- [Problem description] Images excluded, reproduce each line of the records exactly as it stands.

"""

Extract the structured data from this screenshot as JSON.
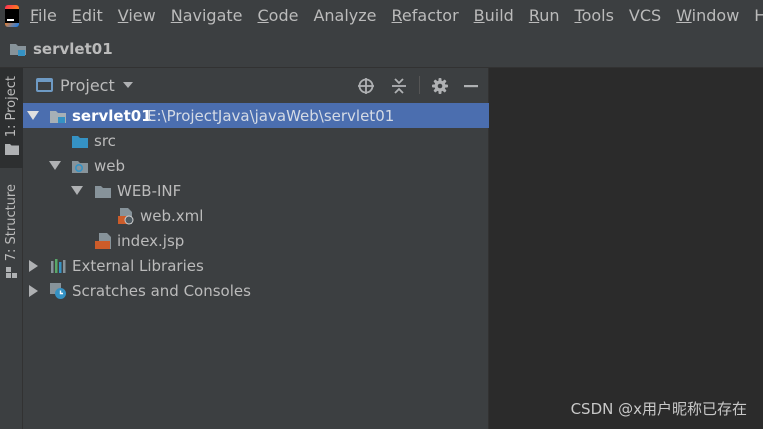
{
  "menubar": {
    "items": [
      {
        "mnemonic": "F",
        "rest": "ile"
      },
      {
        "mnemonic": "E",
        "rest": "dit"
      },
      {
        "mnemonic": "V",
        "rest": "iew"
      },
      {
        "mnemonic": "N",
        "rest": "avigate"
      },
      {
        "mnemonic": "C",
        "rest": "ode"
      },
      {
        "mnemonic": "",
        "rest": "Analyze"
      },
      {
        "mnemonic": "R",
        "rest": "efactor"
      },
      {
        "mnemonic": "B",
        "rest": "uild"
      },
      {
        "mnemonic": "R",
        "rest": "un"
      },
      {
        "mnemonic": "T",
        "rest": "ools"
      },
      {
        "mnemonic": "",
        "rest": "VCS"
      },
      {
        "mnemonic": "W",
        "rest": "indow"
      },
      {
        "mnemonic": "",
        "rest": "Help"
      }
    ]
  },
  "navbar": {
    "project_name": "servlet01"
  },
  "stripe": {
    "tab_project": "1: Project",
    "tab_structure": "7: Structure"
  },
  "panel": {
    "title": "Project"
  },
  "tree": {
    "root": {
      "name": "servlet01",
      "path": "E:\\ProjectJava\\javaWeb\\servlet01"
    },
    "src": "src",
    "web": "web",
    "web_inf": "WEB-INF",
    "web_xml": "web.xml",
    "index_jsp": "index.jsp",
    "external_libraries": "External Libraries",
    "scratches": "Scratches and Consoles"
  },
  "watermark": "CSDN @x用户昵称已存在",
  "colors": {
    "selection": "#4b6eaf",
    "panel_bg": "#3c3f41",
    "editor_bg": "#2b2b2b",
    "folder": "#87939a",
    "source_folder": "#3592c4"
  }
}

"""

- [Written reply]
Extract the structured data from this screenshot as JSON.
{
  "menubar": {
    "items": [
      {
        "mnemonic": "F",
        "rest": "ile"
      },
      {
        "mnemonic": "E",
        "rest": "dit"
      },
      {
        "mnemonic": "V",
        "rest": "iew"
      },
      {
        "mnemonic": "N",
        "rest": "avigate"
      },
      {
        "mnemonic": "C",
        "rest": "ode"
      },
      {
        "mnemonic": "",
        "rest": "Analyze"
      },
      {
        "mnemonic": "R",
        "rest": "efactor"
      },
      {
        "mnemonic": "B",
        "rest": "uild"
      },
      {
        "mnemonic": "R",
        "rest": "un"
      },
      {
        "mnemonic": "T",
        "rest": "ools"
      },
      {
        "mnemonic": "",
        "rest": "VCS"
      },
      {
        "mnemonic": "W",
        "rest": "indow"
      },
      {
        "mnemonic": "",
        "rest": "Help"
      }
    ]
  },
  "navbar": {
    "project_name": "servlet01"
  },
  "stripe": {
    "tab_project": "1: Project",
    "tab_structure": "7: Structure"
  },
  "panel": {
    "title": "Project"
  },
  "tree": {
    "root": {
      "name": "servlet01",
      "path": "E:\\ProjectJava\\javaWeb\\servlet01"
    },
    "src": "src",
    "web": "web",
    "web_inf": "WEB-INF",
    "web_xml": "web.xml",
    "index_jsp": "index.jsp",
    "external_libraries": "External Libraries",
    "scratches": "Scratches and Consoles"
  },
  "watermark": "CSDN @x用户昵称已存在",
  "colors": {
    "selection": "#4b6eaf",
    "panel_bg": "#3c3f41",
    "editor_bg": "#2b2b2b",
    "folder": "#87939a",
    "source_folder": "#3592c4"
  }
}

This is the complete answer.